The buyer said that the combination of Olympic expectations and Independence 50 appeared to be equal drivers of demand among those who wanted items in national colours.
"I think both the Olympics and Independence affected the demand. I would say 50:50. Overall, sales for July were just a little better than last year because we are still going through hard times when people are saving up for back to school. It was just a little better than flat."
Verona Scott, supervisor at Lees Fifth Avenue in Sovereign Plaza, Kingston says the demand was highest for shirts in the Jamaican colours - green, black and yellow/gold combinations.
But: "If we do not have shirts in their size, they would take anything in the colours. We tried to order to meet the demand but the demand was greater than we could meet," said Scott.
Attempts to speak to managers at Sun Island, seller of T-shirts and souvenir items, were unsuccessful, though anecdotal evidence from shoppers say their outlet at Molyne's Road had stepped up traffic.
Otherwise, the demand for novelties or memorabilia also appeared robust.
Debbie Clarke, manager, Azan's Supercentre in Kingston said that a first-time decision to stock Jamaican memorabilia turned out to be a money spinner.
"We sold flags, cups, key rings and plaques. Normally we don't sell Jamaican souvenirs," she said. But this time, Azan stocked up for the season.
"It went well for the season. Not everything sold, but it was good. Overall, there was no difference in traffic. But we can say they were sold because of the season. Nothing else reflected a change," Clarke said.

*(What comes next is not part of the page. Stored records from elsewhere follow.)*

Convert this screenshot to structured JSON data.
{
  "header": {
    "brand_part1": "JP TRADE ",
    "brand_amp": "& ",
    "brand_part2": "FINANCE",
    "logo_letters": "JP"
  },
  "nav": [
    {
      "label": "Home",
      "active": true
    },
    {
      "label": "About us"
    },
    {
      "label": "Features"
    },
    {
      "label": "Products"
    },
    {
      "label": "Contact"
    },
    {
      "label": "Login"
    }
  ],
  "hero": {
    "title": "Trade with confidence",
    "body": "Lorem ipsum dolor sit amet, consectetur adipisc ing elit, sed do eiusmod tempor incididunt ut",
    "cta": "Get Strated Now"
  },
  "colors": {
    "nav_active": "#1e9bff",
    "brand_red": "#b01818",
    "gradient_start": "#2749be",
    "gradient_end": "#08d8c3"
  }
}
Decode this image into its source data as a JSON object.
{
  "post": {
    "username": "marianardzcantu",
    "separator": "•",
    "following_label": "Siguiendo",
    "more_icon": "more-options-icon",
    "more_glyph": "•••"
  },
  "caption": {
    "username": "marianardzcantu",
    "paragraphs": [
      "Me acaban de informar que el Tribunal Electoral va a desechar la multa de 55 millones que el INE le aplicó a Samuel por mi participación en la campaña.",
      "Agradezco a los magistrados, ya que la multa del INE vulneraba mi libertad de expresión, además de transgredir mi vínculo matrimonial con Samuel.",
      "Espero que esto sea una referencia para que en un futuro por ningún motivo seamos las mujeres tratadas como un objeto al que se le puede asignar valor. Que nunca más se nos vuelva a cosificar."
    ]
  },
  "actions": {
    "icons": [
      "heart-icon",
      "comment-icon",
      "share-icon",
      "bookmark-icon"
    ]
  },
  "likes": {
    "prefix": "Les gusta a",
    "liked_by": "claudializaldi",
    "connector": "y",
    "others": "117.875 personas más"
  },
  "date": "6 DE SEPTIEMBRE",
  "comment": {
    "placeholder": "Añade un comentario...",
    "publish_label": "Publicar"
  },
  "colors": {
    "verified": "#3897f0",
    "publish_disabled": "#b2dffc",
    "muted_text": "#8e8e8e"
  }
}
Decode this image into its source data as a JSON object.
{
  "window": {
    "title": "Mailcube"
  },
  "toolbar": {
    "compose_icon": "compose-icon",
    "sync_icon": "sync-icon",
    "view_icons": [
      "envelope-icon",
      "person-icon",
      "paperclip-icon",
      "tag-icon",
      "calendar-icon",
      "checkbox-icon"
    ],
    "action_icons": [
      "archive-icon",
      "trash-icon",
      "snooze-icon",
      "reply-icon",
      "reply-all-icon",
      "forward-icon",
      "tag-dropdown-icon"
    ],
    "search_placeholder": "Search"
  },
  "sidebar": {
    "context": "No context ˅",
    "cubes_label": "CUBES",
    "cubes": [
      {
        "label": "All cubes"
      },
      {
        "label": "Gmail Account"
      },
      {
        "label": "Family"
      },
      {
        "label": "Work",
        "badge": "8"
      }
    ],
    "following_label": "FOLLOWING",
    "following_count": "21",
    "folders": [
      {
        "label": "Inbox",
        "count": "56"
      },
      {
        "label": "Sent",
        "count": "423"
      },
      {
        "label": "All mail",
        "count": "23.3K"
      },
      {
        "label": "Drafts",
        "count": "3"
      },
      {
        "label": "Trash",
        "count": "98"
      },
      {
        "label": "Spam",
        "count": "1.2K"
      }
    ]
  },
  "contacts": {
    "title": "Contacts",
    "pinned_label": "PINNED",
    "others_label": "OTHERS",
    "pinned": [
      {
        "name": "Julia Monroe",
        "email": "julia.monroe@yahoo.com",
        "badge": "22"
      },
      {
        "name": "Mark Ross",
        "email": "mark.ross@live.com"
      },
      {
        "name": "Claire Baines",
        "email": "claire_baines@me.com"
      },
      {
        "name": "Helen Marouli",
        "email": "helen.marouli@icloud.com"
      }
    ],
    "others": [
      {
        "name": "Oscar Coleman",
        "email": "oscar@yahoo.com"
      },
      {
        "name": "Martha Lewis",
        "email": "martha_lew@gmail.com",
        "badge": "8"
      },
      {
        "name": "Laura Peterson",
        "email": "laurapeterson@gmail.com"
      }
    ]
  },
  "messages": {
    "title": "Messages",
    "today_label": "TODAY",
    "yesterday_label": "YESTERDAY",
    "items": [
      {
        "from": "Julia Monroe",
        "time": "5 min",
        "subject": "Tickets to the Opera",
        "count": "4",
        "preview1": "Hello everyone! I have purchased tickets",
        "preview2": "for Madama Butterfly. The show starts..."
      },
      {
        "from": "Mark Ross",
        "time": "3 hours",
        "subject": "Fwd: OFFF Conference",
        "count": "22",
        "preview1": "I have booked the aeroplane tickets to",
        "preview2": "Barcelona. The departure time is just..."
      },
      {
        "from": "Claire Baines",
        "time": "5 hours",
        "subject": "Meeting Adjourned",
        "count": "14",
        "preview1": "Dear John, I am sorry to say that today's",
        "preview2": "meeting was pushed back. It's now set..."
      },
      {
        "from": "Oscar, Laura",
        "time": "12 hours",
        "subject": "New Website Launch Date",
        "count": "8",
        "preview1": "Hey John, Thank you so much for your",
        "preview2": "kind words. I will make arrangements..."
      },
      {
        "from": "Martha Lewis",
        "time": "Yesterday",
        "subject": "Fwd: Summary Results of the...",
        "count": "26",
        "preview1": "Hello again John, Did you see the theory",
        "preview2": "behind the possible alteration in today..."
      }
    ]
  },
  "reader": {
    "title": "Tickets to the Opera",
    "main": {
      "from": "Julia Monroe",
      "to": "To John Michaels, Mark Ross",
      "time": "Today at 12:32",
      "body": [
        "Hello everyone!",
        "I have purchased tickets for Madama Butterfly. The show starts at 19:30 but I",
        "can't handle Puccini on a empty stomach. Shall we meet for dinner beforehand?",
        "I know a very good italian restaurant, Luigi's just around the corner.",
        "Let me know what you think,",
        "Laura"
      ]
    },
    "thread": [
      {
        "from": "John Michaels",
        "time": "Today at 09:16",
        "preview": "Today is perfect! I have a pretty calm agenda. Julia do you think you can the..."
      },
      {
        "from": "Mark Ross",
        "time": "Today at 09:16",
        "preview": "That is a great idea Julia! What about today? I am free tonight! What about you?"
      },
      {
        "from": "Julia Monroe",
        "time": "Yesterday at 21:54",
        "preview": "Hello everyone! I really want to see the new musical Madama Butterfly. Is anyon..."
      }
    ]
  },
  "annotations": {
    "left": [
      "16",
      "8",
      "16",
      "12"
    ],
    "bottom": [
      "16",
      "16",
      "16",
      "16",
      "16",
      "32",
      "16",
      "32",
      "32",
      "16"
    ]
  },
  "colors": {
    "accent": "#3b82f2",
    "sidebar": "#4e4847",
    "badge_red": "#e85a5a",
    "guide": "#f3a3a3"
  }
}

The JBDC, as the official retail arm of Jamaica 50, sponsored the exhibition of craft in the UK for micro, small and medium enterprises (MSMEs) represented under the Things Jamaica brand.
"A lot of the small operators, especially those we took overseas, would not have been able to participate on their own in terms of cost," said Veira.
Still, those MSMEs had to invest beforehand in ramped up production to have products ready for display. Some were assisted with loans from JBDC to acquire raw materials.
"They also some took on additional staff to help put out volume. What they are learning in the process is how to prepare for bigger guys. They also learnt more about networking," said Veira.
"On their return on August 19th , what we will do is assess impact and look at what category of products have the greatest possibility based on patterns of buying."
Things Jamaican ran out of some items while in London, which Veira said was not an issue of unpreparedness but successful sales.
"Many are out of stock not because we were not ready but because items went so fast," she told Sunday Business.
The demand came from two sets of consumers: "people who wanted the Jamaica feel, and bought confectionery like drops and busta, which they gobbled up"; and fans caught up in the moment of the games who "wanted a piece of Jamaica even to put on their wall and in their office," said the JBDC head.
"A large percentage wanted sustainable products, art work in particular, as souvenirs."